(Items from an interface collection)
☆ ☆ ☆ ☆ ☆ ☆ ☆
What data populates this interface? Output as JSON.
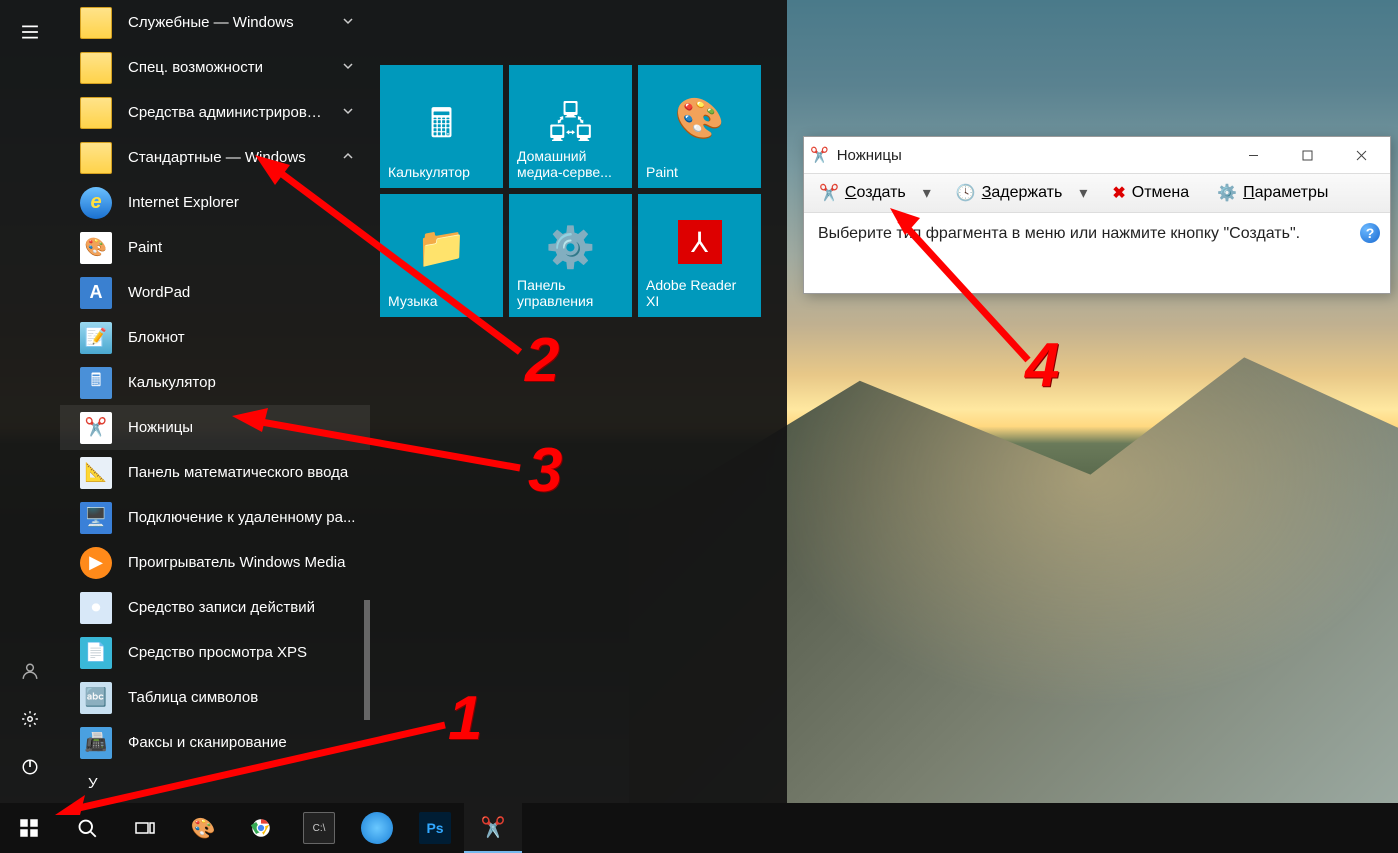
{
  "start_menu": {
    "folders": [
      {
        "label": "Служебные — Windows",
        "chevron": "down"
      },
      {
        "label": "Спец. возможности",
        "chevron": "down"
      },
      {
        "label": "Средства администрировани...",
        "chevron": "down"
      },
      {
        "label": "Стандартные — Windows",
        "chevron": "up"
      }
    ],
    "apps": [
      {
        "label": "Internet Explorer",
        "icon": "ie"
      },
      {
        "label": "Paint",
        "icon": "paint"
      },
      {
        "label": "WordPad",
        "icon": "wordpad"
      },
      {
        "label": "Блокнот",
        "icon": "notepad"
      },
      {
        "label": "Калькулятор",
        "icon": "calc"
      },
      {
        "label": "Ножницы",
        "icon": "snip",
        "hover": true
      },
      {
        "label": "Панель математического ввода",
        "icon": "mathpanel"
      },
      {
        "label": "Подключение к удаленному ра...",
        "icon": "rdp"
      },
      {
        "label": "Проигрыватель Windows Media",
        "icon": "wmp"
      },
      {
        "label": "Средство записи действий",
        "icon": "steps"
      },
      {
        "label": "Средство просмотра XPS",
        "icon": "xps"
      },
      {
        "label": "Таблица символов",
        "icon": "charmap"
      },
      {
        "label": "Факсы и сканирование",
        "icon": "fax"
      }
    ],
    "letter_header": "У",
    "tiles": [
      {
        "label": "Калькулятор"
      },
      {
        "label": "Домашний медиа-серве..."
      },
      {
        "label": "Paint"
      },
      {
        "label": "Музыка"
      },
      {
        "label": "Панель управления"
      },
      {
        "label": "Adobe Reader XI"
      }
    ]
  },
  "snip": {
    "title": "Ножницы",
    "toolbar": {
      "create": "Создать",
      "delay": "Задержать",
      "cancel": "Отмена",
      "params": "Параметры"
    },
    "body": "Выберите тип фрагмента в меню или нажмите кнопку \"Создать\"."
  },
  "annotations": {
    "n1": "1",
    "n2": "2",
    "n3": "3",
    "n4": "4"
  }
}
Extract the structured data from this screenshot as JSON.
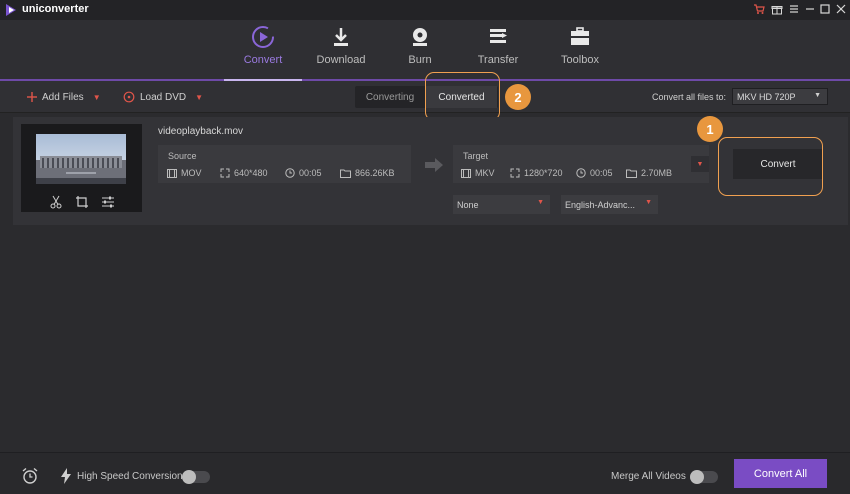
{
  "window": {
    "title": "uniconverter",
    "buttons": [
      "cart-icon",
      "gift-icon",
      "menu-icon",
      "minimize-icon",
      "maximize-icon",
      "close-icon"
    ]
  },
  "nav": {
    "tabs": [
      {
        "label": "Convert",
        "icon": "play-circle-icon",
        "active": true
      },
      {
        "label": "Download",
        "icon": "download-icon",
        "active": false
      },
      {
        "label": "Burn",
        "icon": "disc-icon",
        "active": false
      },
      {
        "label": "Transfer",
        "icon": "transfer-icon",
        "active": false
      },
      {
        "label": "Toolbox",
        "icon": "toolbox-icon",
        "active": false
      }
    ]
  },
  "toolbar": {
    "add_files": "Add Files",
    "load_dvd": "Load DVD",
    "segment_converting": "Converting",
    "segment_converted": "Converted",
    "convert_all_to_label": "Convert all files to:",
    "format_value": "MKV HD 720P"
  },
  "file": {
    "name": "videoplayback.mov",
    "source": {
      "title": "Source",
      "format": "MOV",
      "resolution": "640*480",
      "duration": "00:05",
      "size": "866.26KB"
    },
    "target": {
      "title": "Target",
      "format": "MKV",
      "resolution": "1280*720",
      "duration": "00:05",
      "size": "2.70MB"
    },
    "subtitle": "None",
    "audio": "English-Advanc...",
    "convert_label": "Convert"
  },
  "callouts": {
    "one": "1",
    "two": "2"
  },
  "bottom": {
    "high_speed_label": "High Speed Conversion",
    "merge_label": "Merge All Videos",
    "convert_all_label": "Convert All",
    "high_speed_on": false,
    "merge_on": false
  },
  "colors": {
    "accent": "#7a4cc4",
    "active_tab": "#9a7ae0",
    "callout": "#e8973e",
    "caret": "#e0554a"
  }
}
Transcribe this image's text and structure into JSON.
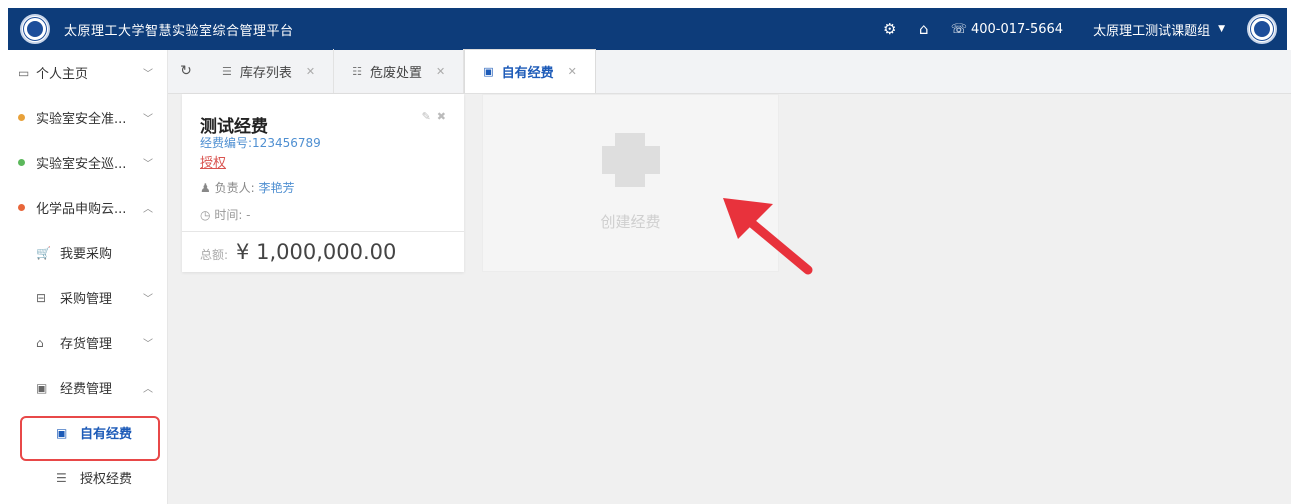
{
  "header": {
    "title": "太原理工大学智慧实验室综合管理平台",
    "phone": "400-017-5664",
    "user_group": "太原理工测试课题组"
  },
  "sidebar": {
    "items": [
      {
        "label": "个人主页"
      },
      {
        "label": "实验室安全准...",
        "dot_color": "#e8a13a"
      },
      {
        "label": "实验室安全巡...",
        "dot_color": "#5cb85c"
      },
      {
        "label": "化学品申购云...",
        "dot_color": "#e8663a"
      },
      {
        "label": "我要采购"
      },
      {
        "label": "采购管理"
      },
      {
        "label": "存货管理"
      },
      {
        "label": "经费管理"
      },
      {
        "label": "自有经费"
      },
      {
        "label": "授权经费"
      }
    ]
  },
  "tabs": [
    {
      "label": "库存列表"
    },
    {
      "label": "危废处置"
    },
    {
      "label": "自有经费"
    }
  ],
  "fund_card": {
    "title": "测试经费",
    "code": "经费编号:123456789",
    "auth_link": "授权",
    "owner_label": "负责人:",
    "owner_name": "李艳芳",
    "time": "时间: -",
    "total_label": "总额:",
    "total_amount": "¥ 1,000,000.00"
  },
  "create_card": {
    "label": "创建经费"
  },
  "colors": {
    "topbar": "#0d3c7a",
    "accent": "#1d5bb8",
    "highlight": "#e84848",
    "arrow": "#e8323c"
  }
}
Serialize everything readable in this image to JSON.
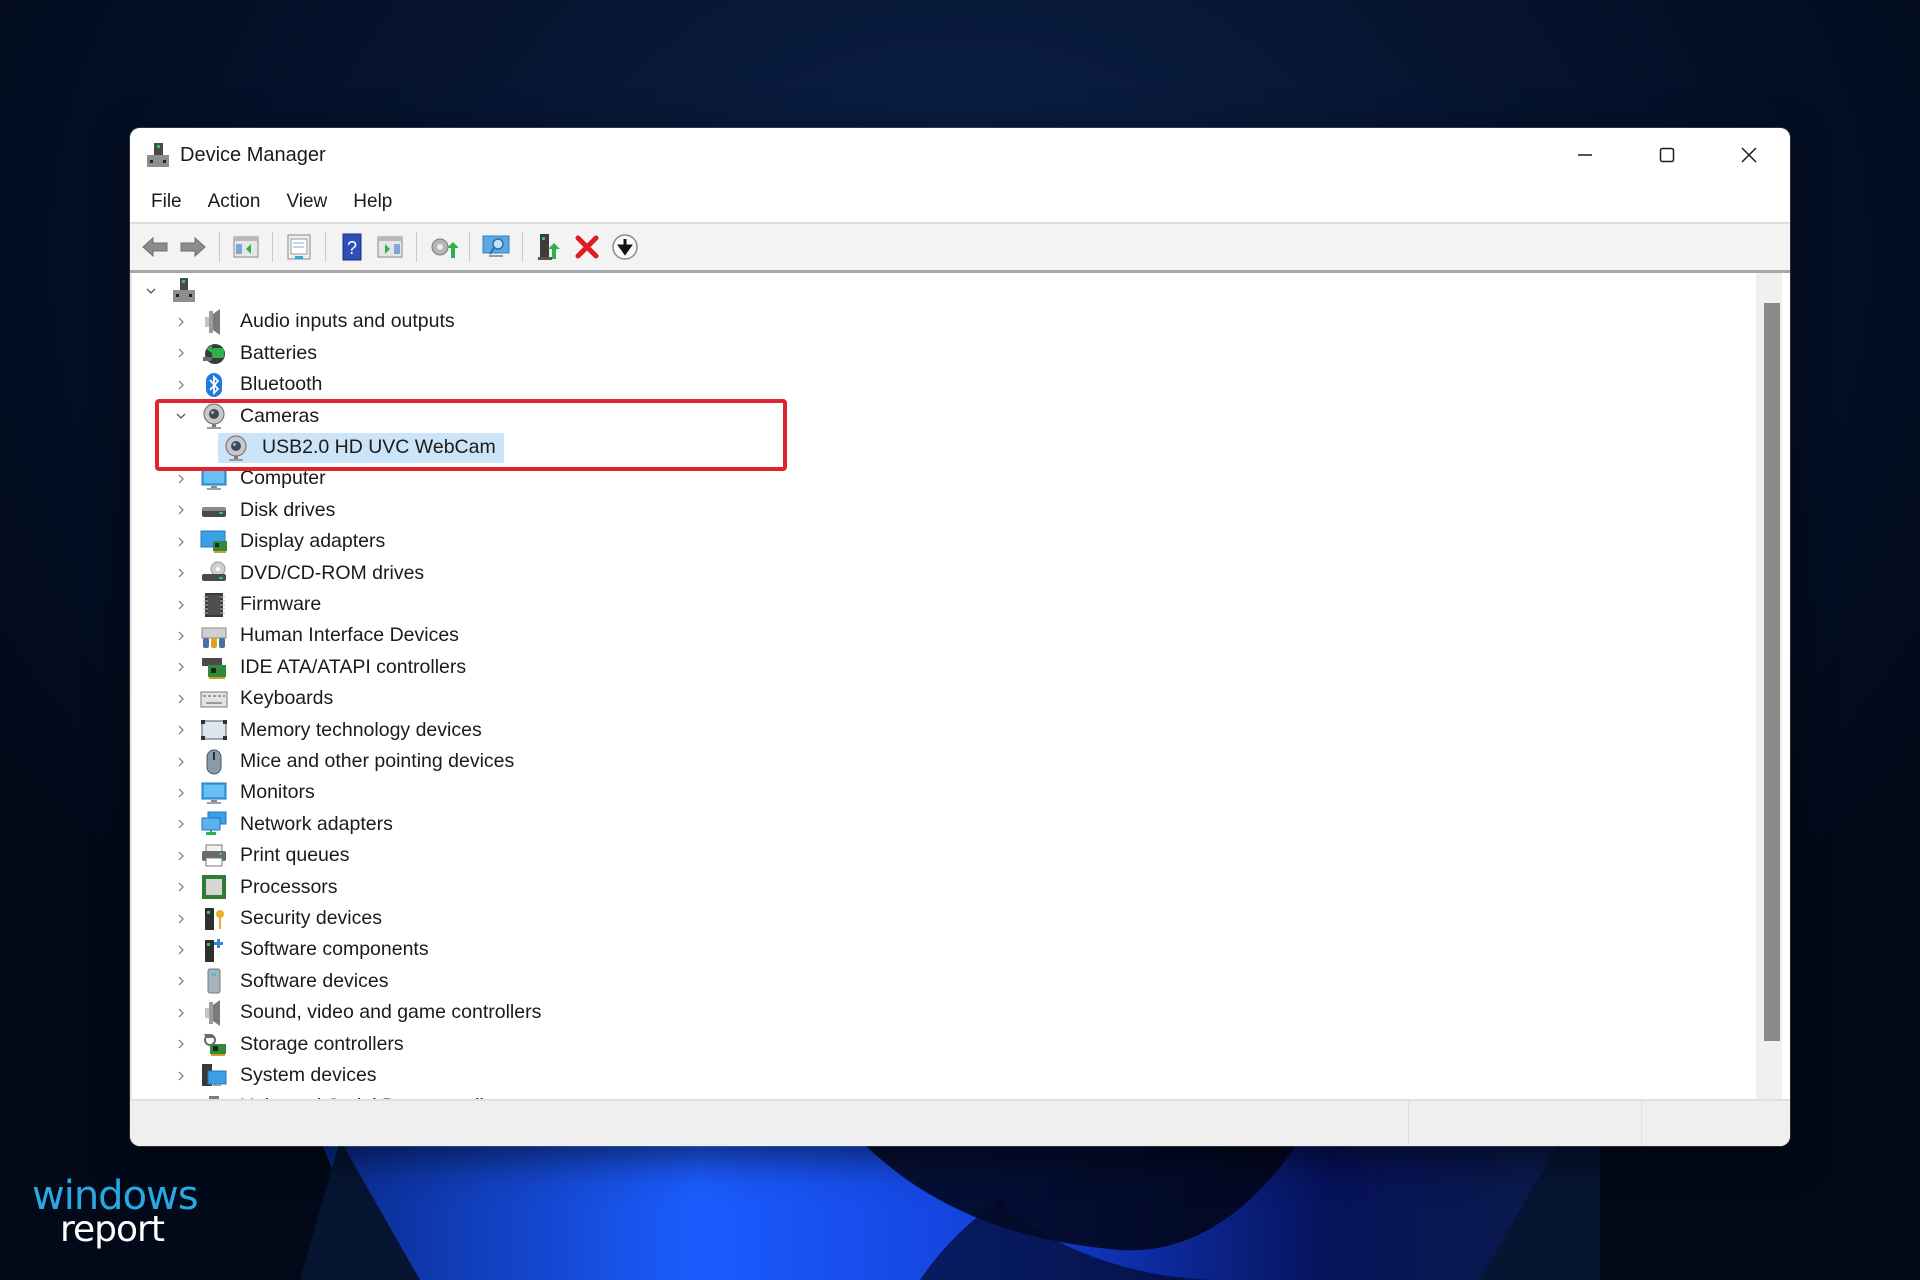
{
  "window": {
    "title": "Device Manager",
    "caption_buttons": [
      {
        "name": "minimize",
        "icon": "minimize-icon"
      },
      {
        "name": "maximize",
        "icon": "maximize-icon"
      },
      {
        "name": "close",
        "icon": "close-icon"
      }
    ]
  },
  "menubar": {
    "items": [
      "File",
      "Action",
      "View",
      "Help"
    ]
  },
  "toolbar": {
    "buttons": [
      {
        "icon": "back-arrow-icon",
        "label": "Back"
      },
      {
        "icon": "forward-arrow-icon",
        "label": "Forward"
      },
      {
        "icon": "show-hide-console-tree-icon",
        "label": "Show/Hide Console Tree"
      },
      {
        "icon": "properties-icon",
        "label": "Properties"
      },
      {
        "icon": "help-icon",
        "label": "Help"
      },
      {
        "icon": "show-action-pane-icon",
        "label": "Show/Hide Action Pane"
      },
      {
        "icon": "update-driver-icon",
        "label": "Update driver"
      },
      {
        "icon": "scan-hardware-changes-icon",
        "label": "Scan for hardware changes"
      },
      {
        "icon": "add-legacy-hardware-icon",
        "label": "Add drivers"
      },
      {
        "icon": "uninstall-device-icon",
        "label": "Uninstall device"
      },
      {
        "icon": "disable-device-icon",
        "label": "Disable device"
      }
    ]
  },
  "tree": {
    "root": {
      "label": "",
      "icon": "computer-root-icon",
      "expanded": true
    },
    "categories": [
      {
        "label": "Audio inputs and outputs",
        "icon": "speaker-icon",
        "expanded": false
      },
      {
        "label": "Batteries",
        "icon": "battery-icon",
        "expanded": false
      },
      {
        "label": "Bluetooth",
        "icon": "bluetooth-icon",
        "expanded": false
      },
      {
        "label": "Cameras",
        "icon": "webcam-icon",
        "expanded": true,
        "children": [
          {
            "label": "USB2.0 HD UVC WebCam",
            "icon": "webcam-icon",
            "selected": true
          }
        ]
      },
      {
        "label": "Computer",
        "icon": "monitor-icon",
        "expanded": false
      },
      {
        "label": "Disk drives",
        "icon": "disk-drive-icon",
        "expanded": false
      },
      {
        "label": "Display adapters",
        "icon": "display-adapter-icon",
        "expanded": false
      },
      {
        "label": "DVD/CD-ROM drives",
        "icon": "dvd-drive-icon",
        "expanded": false
      },
      {
        "label": "Firmware",
        "icon": "firmware-chip-icon",
        "expanded": false
      },
      {
        "label": "Human Interface Devices",
        "icon": "hid-icon",
        "expanded": false
      },
      {
        "label": "IDE ATA/ATAPI controllers",
        "icon": "ide-controller-icon",
        "expanded": false
      },
      {
        "label": "Keyboards",
        "icon": "keyboard-icon",
        "expanded": false
      },
      {
        "label": "Memory technology devices",
        "icon": "memory-device-icon",
        "expanded": false
      },
      {
        "label": "Mice and other pointing devices",
        "icon": "mouse-icon",
        "expanded": false
      },
      {
        "label": "Monitors",
        "icon": "monitor-icon",
        "expanded": false
      },
      {
        "label": "Network adapters",
        "icon": "network-adapter-icon",
        "expanded": false
      },
      {
        "label": "Print queues",
        "icon": "printer-icon",
        "expanded": false
      },
      {
        "label": "Processors",
        "icon": "processor-icon",
        "expanded": false
      },
      {
        "label": "Security devices",
        "icon": "security-key-icon",
        "expanded": false
      },
      {
        "label": "Software components",
        "icon": "software-component-icon",
        "expanded": false
      },
      {
        "label": "Software devices",
        "icon": "software-device-icon",
        "expanded": false
      },
      {
        "label": "Sound, video and game controllers",
        "icon": "speaker-icon",
        "expanded": false
      },
      {
        "label": "Storage controllers",
        "icon": "storage-controller-icon",
        "expanded": false
      },
      {
        "label": "System devices",
        "icon": "system-devices-icon",
        "expanded": false
      },
      {
        "label": "Universal Serial Bus controllers",
        "icon": "usb-icon",
        "expanded": false,
        "partially_visible": true
      }
    ]
  },
  "annotation": {
    "highlight_color": "#e0242d",
    "target": "Cameras"
  },
  "colors": {
    "selection": "#cce4f7",
    "brand_blue": "#2aa9e0"
  },
  "brand": {
    "top": "windows",
    "bottom": "report"
  }
}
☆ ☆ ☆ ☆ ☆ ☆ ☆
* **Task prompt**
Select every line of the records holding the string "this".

* **Task solution**
What data populates this interface? Output as JSON.
Extract the structured data from this screenshot as JSON.
Transcribe this image's text and structure into JSON.
Serialize everything readable in this image to JSON.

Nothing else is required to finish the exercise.